In Philadelphia, abandoned homes and trash-strewn streets are perfect for breeding large numbers of a variety of mammals, explaining the raccoons, skunks, and possums we see, not to mention that mice and rats we don’t. We’ve given coyotes a wide menu of easily available food, and should have expected this would happen eventually. Luckily, they are incredibly shy, and vanish when people are around—that’s really good.
For me, we’ll never remove these new neighbors from our area: coyote eradication programs have always failed. They’ve adapted to us; the trick is to adapt as well to them. Rick Schubert, the director of the Schuylkill Center’s Wildlife Clinic, reminds us that “coyotes are conscious animals, with the same intelligence and capacity to suffer as your dog.” He’s hoping to spread compassion for these remarkably intelligent animals. And here at the Schuylkill Center, coyotes have likely been roaming across our property—and Upper Roxborough—for a long time now, and of the 30 people on staff year-round, only one of us has so far seen one. They are elusive and astonishingly quiet neighbors (I’ve left the Center late many evenings, and have never heard one).
So there are coyotes, or, better, coywolves, living in Roxborough. Let’s be smart, let’s be safe, and let me know what you see and where you see it. Perhaps the Schuylkill Center can serve as a central clearinghouse for new information about coyotes, and together we’ll learn to adapt to this new species.

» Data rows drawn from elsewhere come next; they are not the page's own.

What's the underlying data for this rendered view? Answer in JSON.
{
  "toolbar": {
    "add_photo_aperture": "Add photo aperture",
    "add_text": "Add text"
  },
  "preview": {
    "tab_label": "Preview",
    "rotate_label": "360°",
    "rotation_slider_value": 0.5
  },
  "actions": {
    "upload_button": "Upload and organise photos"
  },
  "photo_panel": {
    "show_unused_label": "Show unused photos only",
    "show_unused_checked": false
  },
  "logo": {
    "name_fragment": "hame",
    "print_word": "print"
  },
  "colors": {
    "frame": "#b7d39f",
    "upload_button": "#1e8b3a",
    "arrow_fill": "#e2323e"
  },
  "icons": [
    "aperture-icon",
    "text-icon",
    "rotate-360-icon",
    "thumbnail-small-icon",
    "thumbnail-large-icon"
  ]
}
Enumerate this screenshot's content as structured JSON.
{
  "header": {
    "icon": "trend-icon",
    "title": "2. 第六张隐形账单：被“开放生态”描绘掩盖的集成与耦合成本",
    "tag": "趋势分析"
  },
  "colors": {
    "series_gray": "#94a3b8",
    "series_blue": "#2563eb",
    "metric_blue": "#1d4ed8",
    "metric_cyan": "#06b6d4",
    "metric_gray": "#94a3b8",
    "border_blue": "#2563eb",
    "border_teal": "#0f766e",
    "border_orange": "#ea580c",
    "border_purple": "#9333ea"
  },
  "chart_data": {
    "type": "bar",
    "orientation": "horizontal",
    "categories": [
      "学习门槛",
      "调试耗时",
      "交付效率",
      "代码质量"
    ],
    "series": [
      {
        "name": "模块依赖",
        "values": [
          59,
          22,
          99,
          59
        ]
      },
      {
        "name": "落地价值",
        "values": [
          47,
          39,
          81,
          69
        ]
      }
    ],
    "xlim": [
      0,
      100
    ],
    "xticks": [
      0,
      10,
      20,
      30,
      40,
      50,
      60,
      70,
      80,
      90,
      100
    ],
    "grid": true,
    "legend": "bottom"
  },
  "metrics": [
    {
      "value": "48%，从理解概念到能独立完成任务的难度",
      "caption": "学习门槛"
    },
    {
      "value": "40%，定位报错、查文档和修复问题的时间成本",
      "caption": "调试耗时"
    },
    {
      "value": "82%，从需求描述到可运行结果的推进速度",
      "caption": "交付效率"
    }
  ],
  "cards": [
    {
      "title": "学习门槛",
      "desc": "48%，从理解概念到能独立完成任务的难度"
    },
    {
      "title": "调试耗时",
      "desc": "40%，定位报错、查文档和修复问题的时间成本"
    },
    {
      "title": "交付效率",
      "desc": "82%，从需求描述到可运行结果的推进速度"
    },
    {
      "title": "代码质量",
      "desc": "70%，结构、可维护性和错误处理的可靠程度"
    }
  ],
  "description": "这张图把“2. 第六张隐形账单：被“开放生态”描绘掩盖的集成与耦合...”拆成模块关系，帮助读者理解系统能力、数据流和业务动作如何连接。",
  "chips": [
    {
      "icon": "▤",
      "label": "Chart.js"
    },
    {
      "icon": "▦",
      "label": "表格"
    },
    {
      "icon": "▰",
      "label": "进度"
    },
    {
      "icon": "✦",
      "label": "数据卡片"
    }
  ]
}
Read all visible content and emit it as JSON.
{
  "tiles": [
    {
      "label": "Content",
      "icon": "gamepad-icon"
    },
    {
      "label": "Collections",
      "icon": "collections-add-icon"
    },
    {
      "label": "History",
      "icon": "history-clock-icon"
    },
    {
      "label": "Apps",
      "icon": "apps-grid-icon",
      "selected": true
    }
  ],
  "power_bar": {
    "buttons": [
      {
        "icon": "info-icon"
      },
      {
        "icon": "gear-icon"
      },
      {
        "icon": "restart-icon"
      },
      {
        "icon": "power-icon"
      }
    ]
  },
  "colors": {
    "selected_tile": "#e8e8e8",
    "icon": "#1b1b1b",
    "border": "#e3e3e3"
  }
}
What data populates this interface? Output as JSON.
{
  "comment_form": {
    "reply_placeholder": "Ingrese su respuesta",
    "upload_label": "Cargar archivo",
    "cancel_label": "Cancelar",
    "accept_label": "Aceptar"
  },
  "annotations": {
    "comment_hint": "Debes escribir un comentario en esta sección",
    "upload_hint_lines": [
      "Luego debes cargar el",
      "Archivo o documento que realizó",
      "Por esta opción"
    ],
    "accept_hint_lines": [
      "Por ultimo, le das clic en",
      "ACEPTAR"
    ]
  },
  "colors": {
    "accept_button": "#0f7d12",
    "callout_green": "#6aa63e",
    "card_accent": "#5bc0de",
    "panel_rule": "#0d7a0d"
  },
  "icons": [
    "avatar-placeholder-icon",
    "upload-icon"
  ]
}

Editor’s note: this piece was originally published in the Natural Selections column of the Roxborough Review on March 1, 2017.